Cover of a Roberts Catalog Harold Edwards inherited from his father. Illustrations are taken from this catalog.
216 Carpenter Road New Hartford, Connecticut, 06057
My father, as a boy, lived right next to the Mineola Air Field on Long Island, New York, and consequently spent much of his time there watching the birth of aviation, yes, and also a few crashes!
The raving testimonial in the letter that follows, from Vice President E. W. Roberts of the Roberts Motor Company in the early 1900s, shows just how far aviation has advanced in the lifespan of just one generation.
I would like to share this with the other engine collectors and restorers out there.
The text of the Roberts letter:
I have just returned from the Mineola Aviation Field where we shipped one of our 4-X motors about two weeks ago. The installation had just been completed when I arrived, in a large Farman type biplane of forty-five feet spread which we understand to be the largest aeroplane in the United States today, weighing with one operator, 1000 pounds.
The machine left the ground at the first attempt without using the full power of the engine. It also carried a passenger without difficulty. I never saw such enthusiasm over a piece of machinery in my life. I was assured by every aviator on the ground that the Roberts Motor is far ahead of anything that has ever been on the Mineola Aviation Field.
Captain Thomas S. Baldwin especially was so enthusiastic over the motor that he stopped me almost every time he passed me to tell me what a fine machine it was. He said, 'It is positively the smoothest running motor I ever saw. I don't believe there is two ounces difference in the compression of any of the cylinders as the exhaust is so even. My! Doesn't she get up and pull?'
With the machine resting its weight on its skids, the engine pulled 335 lbs. We did not bother to put it on rollers as everybody said that was enough. They were convinced.
In consequence of our good showing in Mineola, we are now getting telegrams every day asking for deliveries, and we are sure to be behind on our orders before long. If you expect to be in the market soon, we suggest that you get your order in promptly for two reasons. First, in order that you get your motor in time, and when you want it, and second because we expect to raise the price in the next few weeks.
In the meantime, we will hold your quotation open for a short time until we can hear from you. We will be glad to hear how you are progressing with your plan and just how soon you will be in the market for an engine. Write us anyway, even a postal card will do.
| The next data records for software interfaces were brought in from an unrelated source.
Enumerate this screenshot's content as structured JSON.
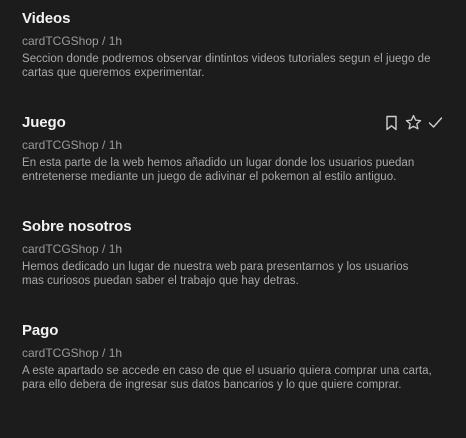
{
  "items": [
    {
      "title": "Videos",
      "meta": "cardTCGShop / 1h",
      "description": "Seccion donde podremos observar dintintos videos tutoriales segun el juego de cartas que queremos experimentar."
    },
    {
      "title": "Juego",
      "meta": "cardTCGShop / 1h",
      "description": "En esta parte de la web hemos añadido un lugar donde los usuarios puedan entretenerse mediante un juego de adivinar el pokemon al estilo antiguo.",
      "actions": [
        "bookmark-icon",
        "star-icon",
        "check-icon"
      ]
    },
    {
      "title": "Sobre nosotros",
      "meta": "cardTCGShop / 1h",
      "description": "Hemos dedicado un lugar de nuestra web para presentarnos y los usuarios mas curiosos puedan saber el trabajo que hay detras."
    },
    {
      "title": "Pago",
      "meta": "cardTCGShop / 1h",
      "description": "A este apartado se accede en caso de que el usuario quiera comprar una carta, para ello debera de ingresar sus datos bancarios y lo que quiere comprar."
    }
  ],
  "colors": {
    "background": "#1c1c1c",
    "title": "#f2f2f2",
    "meta": "#9a9a9a",
    "description": "#a8a8a8",
    "icon": "#cfcfcf"
  }
}
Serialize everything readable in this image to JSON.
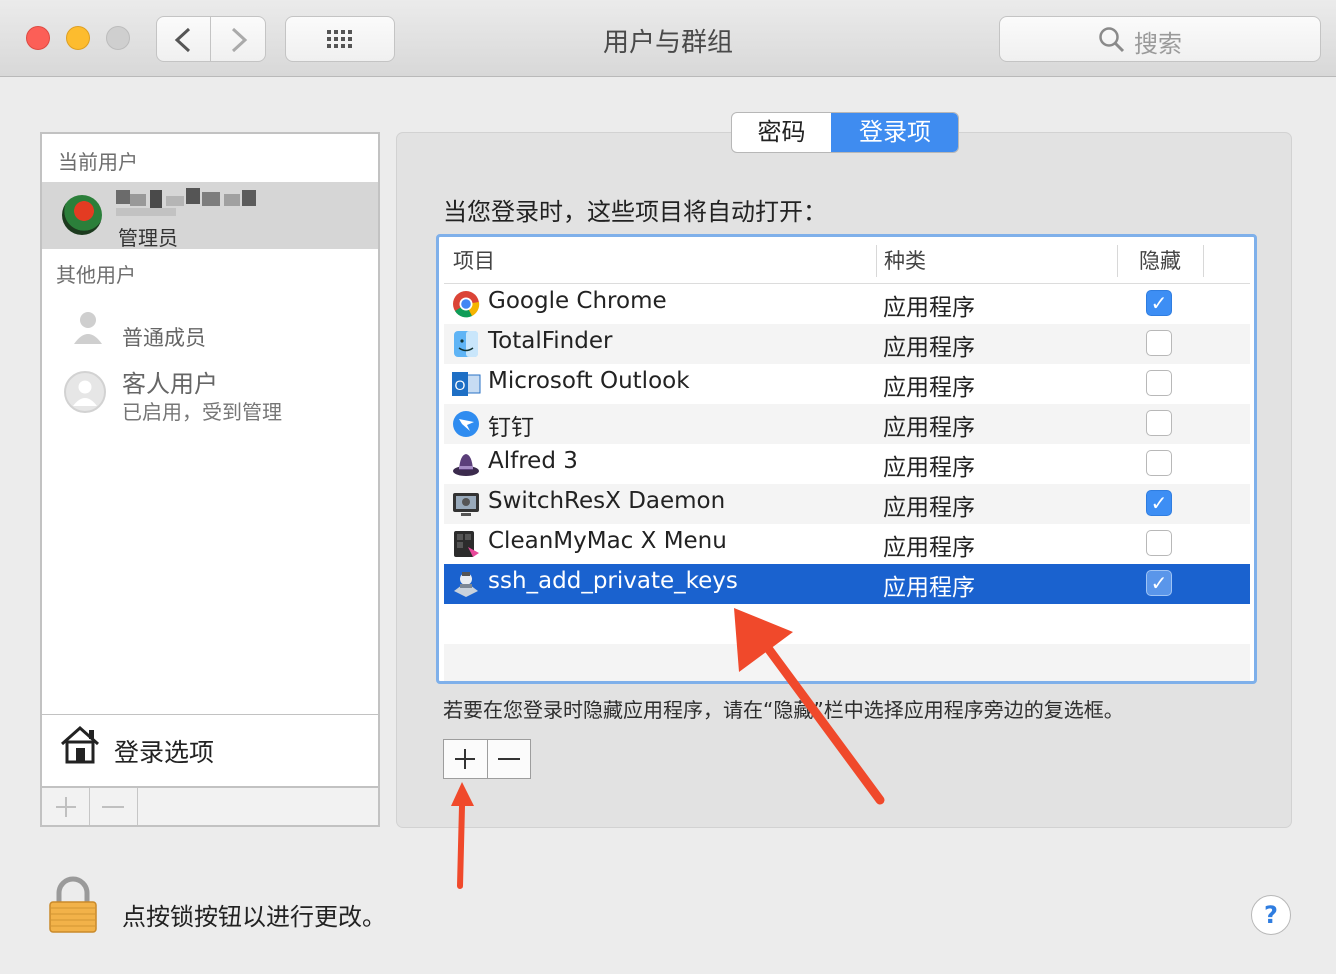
{
  "window": {
    "title": "用户与群组",
    "search_placeholder": "搜索"
  },
  "sidebar": {
    "current_user_header": "当前用户",
    "current_user": {
      "name": "",
      "role": "管理员"
    },
    "other_users_header": "其他用户",
    "other_users": [
      {
        "name": "普通成员",
        "subtitle": ""
      },
      {
        "name": "客人用户",
        "subtitle": "已启用，受到管理"
      }
    ],
    "login_options_label": "登录选项"
  },
  "tabs": [
    {
      "label": "密码",
      "selected": false
    },
    {
      "label": "登录项",
      "selected": true
    }
  ],
  "login_items": {
    "intro": "当您登录时，这些项目将自动打开：",
    "columns": {
      "item": "项目",
      "kind": "种类",
      "hide": "隐藏"
    },
    "rows": [
      {
        "name": "Google Chrome",
        "kind": "应用程序",
        "hidden": true,
        "selected": false,
        "icon": "chrome-icon"
      },
      {
        "name": "TotalFinder",
        "kind": "应用程序",
        "hidden": false,
        "selected": false,
        "icon": "totalfinder-icon"
      },
      {
        "name": "Microsoft Outlook",
        "kind": "应用程序",
        "hidden": false,
        "selected": false,
        "icon": "outlook-icon"
      },
      {
        "name": "钉钉",
        "kind": "应用程序",
        "hidden": false,
        "selected": false,
        "icon": "dingtalk-icon"
      },
      {
        "name": "Alfred 3",
        "kind": "应用程序",
        "hidden": false,
        "selected": false,
        "icon": "alfred-icon"
      },
      {
        "name": "SwitchResX Daemon",
        "kind": "应用程序",
        "hidden": true,
        "selected": false,
        "icon": "switchresx-icon"
      },
      {
        "name": "CleanMyMac X Menu",
        "kind": "应用程序",
        "hidden": false,
        "selected": false,
        "icon": "cleanmymac-icon"
      },
      {
        "name": "ssh_add_private_keys",
        "kind": "应用程序",
        "hidden": true,
        "selected": true,
        "icon": "automator-icon"
      }
    ],
    "hint": "若要在您登录时隐藏应用程序，请在“隐藏”栏中选择应用程序旁边的复选框。"
  },
  "lock": {
    "text": "点按锁按钮以进行更改。"
  },
  "help": {
    "label": "?"
  },
  "colors": {
    "selection": "#1a62cf",
    "accent": "#3d8ef4",
    "annotation_arrow": "#f0492b"
  }
}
Wishing you all the success in the world, we are,
Yours very truly,
THE ROBERTS MOTOR COMPANY
E. W. Roberts, Vice Pres.